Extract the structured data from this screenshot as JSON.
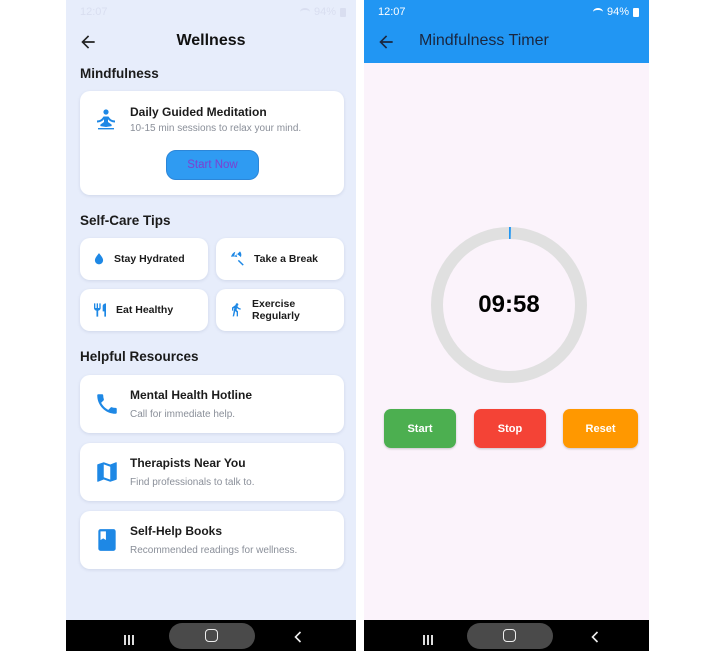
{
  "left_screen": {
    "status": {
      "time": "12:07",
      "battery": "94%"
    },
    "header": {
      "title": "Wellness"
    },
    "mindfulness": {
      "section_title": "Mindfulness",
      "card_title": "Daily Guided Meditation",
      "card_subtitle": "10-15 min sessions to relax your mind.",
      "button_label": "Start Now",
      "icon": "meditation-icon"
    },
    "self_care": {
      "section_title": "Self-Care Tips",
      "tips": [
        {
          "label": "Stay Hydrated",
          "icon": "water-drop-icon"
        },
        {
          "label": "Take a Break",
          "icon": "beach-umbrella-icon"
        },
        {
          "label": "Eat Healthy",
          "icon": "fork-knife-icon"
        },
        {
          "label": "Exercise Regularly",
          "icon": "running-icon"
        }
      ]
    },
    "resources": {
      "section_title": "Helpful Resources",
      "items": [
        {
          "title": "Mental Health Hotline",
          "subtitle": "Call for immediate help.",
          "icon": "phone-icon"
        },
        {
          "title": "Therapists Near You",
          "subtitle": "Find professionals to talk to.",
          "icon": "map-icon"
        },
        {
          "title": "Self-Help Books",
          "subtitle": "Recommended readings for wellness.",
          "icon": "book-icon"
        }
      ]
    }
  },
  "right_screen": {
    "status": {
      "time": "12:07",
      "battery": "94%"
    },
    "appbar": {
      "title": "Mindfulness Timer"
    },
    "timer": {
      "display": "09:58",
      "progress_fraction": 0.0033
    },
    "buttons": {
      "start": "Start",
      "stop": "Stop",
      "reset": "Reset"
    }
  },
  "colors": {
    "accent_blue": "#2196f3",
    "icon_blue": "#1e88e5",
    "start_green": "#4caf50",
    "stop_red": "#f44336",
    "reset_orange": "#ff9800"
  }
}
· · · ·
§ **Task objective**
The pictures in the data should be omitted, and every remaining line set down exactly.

§ **Exercise answer**
Extract the structured data from this screenshot as JSON.
{
  "left_screen": {
    "status": {
      "time": "12:07",
      "battery": "94%"
    },
    "header": {
      "title": "Wellness"
    },
    "mindfulness": {
      "section_title": "Mindfulness",
      "card_title": "Daily Guided Meditation",
      "card_subtitle": "10-15 min sessions to relax your mind.",
      "button_label": "Start Now",
      "icon": "meditation-icon"
    },
    "self_care": {
      "section_title": "Self-Care Tips",
      "tips": [
        {
          "label": "Stay Hydrated",
          "icon": "water-drop-icon"
        },
        {
          "label": "Take a Break",
          "icon": "beach-umbrella-icon"
        },
        {
          "label": "Eat Healthy",
          "icon": "fork-knife-icon"
        },
        {
          "label": "Exercise Regularly",
          "icon": "running-icon"
        }
      ]
    },
    "resources": {
      "section_title": "Helpful Resources",
      "items": [
        {
          "title": "Mental Health Hotline",
          "subtitle": "Call for immediate help.",
          "icon": "phone-icon"
        },
        {
          "title": "Therapists Near You",
          "subtitle": "Find professionals to talk to.",
          "icon": "map-icon"
        },
        {
          "title": "Self-Help Books",
          "subtitle": "Recommended readings for wellness.",
          "icon": "book-icon"
        }
      ]
    }
  },
  "right_screen": {
    "status": {
      "time": "12:07",
      "battery": "94%"
    },
    "appbar": {
      "title": "Mindfulness Timer"
    },
    "timer": {
      "display": "09:58",
      "progress_fraction": 0.0033
    },
    "buttons": {
      "start": "Start",
      "stop": "Stop",
      "reset": "Reset"
    }
  },
  "colors": {
    "accent_blue": "#2196f3",
    "icon_blue": "#1e88e5",
    "start_green": "#4caf50",
    "stop_red": "#f44336",
    "reset_orange": "#ff9800"
  }
}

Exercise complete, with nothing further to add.